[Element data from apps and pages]
* * * * * * *
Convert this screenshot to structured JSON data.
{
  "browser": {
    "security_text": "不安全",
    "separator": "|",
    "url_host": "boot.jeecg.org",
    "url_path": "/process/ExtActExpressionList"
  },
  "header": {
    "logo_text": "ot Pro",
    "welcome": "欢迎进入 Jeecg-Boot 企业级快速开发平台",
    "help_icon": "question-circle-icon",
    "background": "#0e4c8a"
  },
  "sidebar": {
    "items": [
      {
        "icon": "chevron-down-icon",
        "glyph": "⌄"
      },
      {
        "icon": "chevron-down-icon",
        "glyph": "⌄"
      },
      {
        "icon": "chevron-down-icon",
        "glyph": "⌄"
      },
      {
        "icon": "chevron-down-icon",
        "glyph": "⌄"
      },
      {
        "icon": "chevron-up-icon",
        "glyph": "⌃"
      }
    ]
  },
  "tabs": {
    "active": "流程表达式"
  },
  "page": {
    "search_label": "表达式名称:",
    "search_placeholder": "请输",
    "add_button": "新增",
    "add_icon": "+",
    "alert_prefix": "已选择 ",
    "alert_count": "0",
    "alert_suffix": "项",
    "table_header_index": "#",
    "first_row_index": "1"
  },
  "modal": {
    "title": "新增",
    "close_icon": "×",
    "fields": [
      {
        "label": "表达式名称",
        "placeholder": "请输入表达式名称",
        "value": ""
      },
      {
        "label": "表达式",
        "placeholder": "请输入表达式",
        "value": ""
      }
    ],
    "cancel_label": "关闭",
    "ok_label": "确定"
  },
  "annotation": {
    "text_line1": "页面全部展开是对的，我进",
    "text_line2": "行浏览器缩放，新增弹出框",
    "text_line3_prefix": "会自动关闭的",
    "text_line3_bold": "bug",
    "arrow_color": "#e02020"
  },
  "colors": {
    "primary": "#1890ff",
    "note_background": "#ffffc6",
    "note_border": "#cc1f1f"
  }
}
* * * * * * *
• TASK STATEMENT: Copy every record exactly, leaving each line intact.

• EXERCISE ANSWER:
Convert this screenshot to structured JSON data.
{
  "browser": {
    "security_text": "不安全",
    "separator": "|",
    "url_host": "boot.jeecg.org",
    "url_path": "/process/ExtActExpressionList"
  },
  "header": {
    "logo_text": "ot Pro",
    "welcome": "欢迎进入 Jeecg-Boot 企业级快速开发平台",
    "help_icon": "question-circle-icon",
    "background": "#0e4c8a"
  },
  "sidebar": {
    "items": [
      {
        "icon": "chevron-down-icon",
        "glyph": "⌄"
      },
      {
        "icon": "chevron-down-icon",
        "glyph": "⌄"
      },
      {
        "icon": "chevron-down-icon",
        "glyph": "⌄"
      },
      {
        "icon": "chevron-down-icon",
        "glyph": "⌄"
      },
      {
        "icon": "chevron-up-icon",
        "glyph": "⌃"
      }
    ]
  },
  "tabs": {
    "active": "流程表达式"
  },
  "page": {
    "search_label": "表达式名称:",
    "search_placeholder": "请输",
    "add_button": "新增",
    "add_icon": "+",
    "alert_prefix": "已选择 ",
    "alert_count": "0",
    "alert_suffix": "项",
    "table_header_index": "#",
    "first_row_index": "1"
  },
  "modal": {
    "title": "新增",
    "close_icon": "×",
    "fields": [
      {
        "label": "表达式名称",
        "placeholder": "请输入表达式名称",
        "value": ""
      },
      {
        "label": "表达式",
        "placeholder": "请输入表达式",
        "value": ""
      }
    ],
    "cancel_label": "关闭",
    "ok_label": "确定"
  },
  "annotation": {
    "text_line1": "页面全部展开是对的，我进",
    "text_line2": "行浏览器缩放，新增弹出框",
    "text_line3_prefix": "会自动关闭的",
    "text_line3_bold": "bug",
    "arrow_color": "#e02020"
  },
  "colors": {
    "primary": "#1890ff",
    "note_background": "#ffffc6",
    "note_border": "#cc1f1f"
  }
}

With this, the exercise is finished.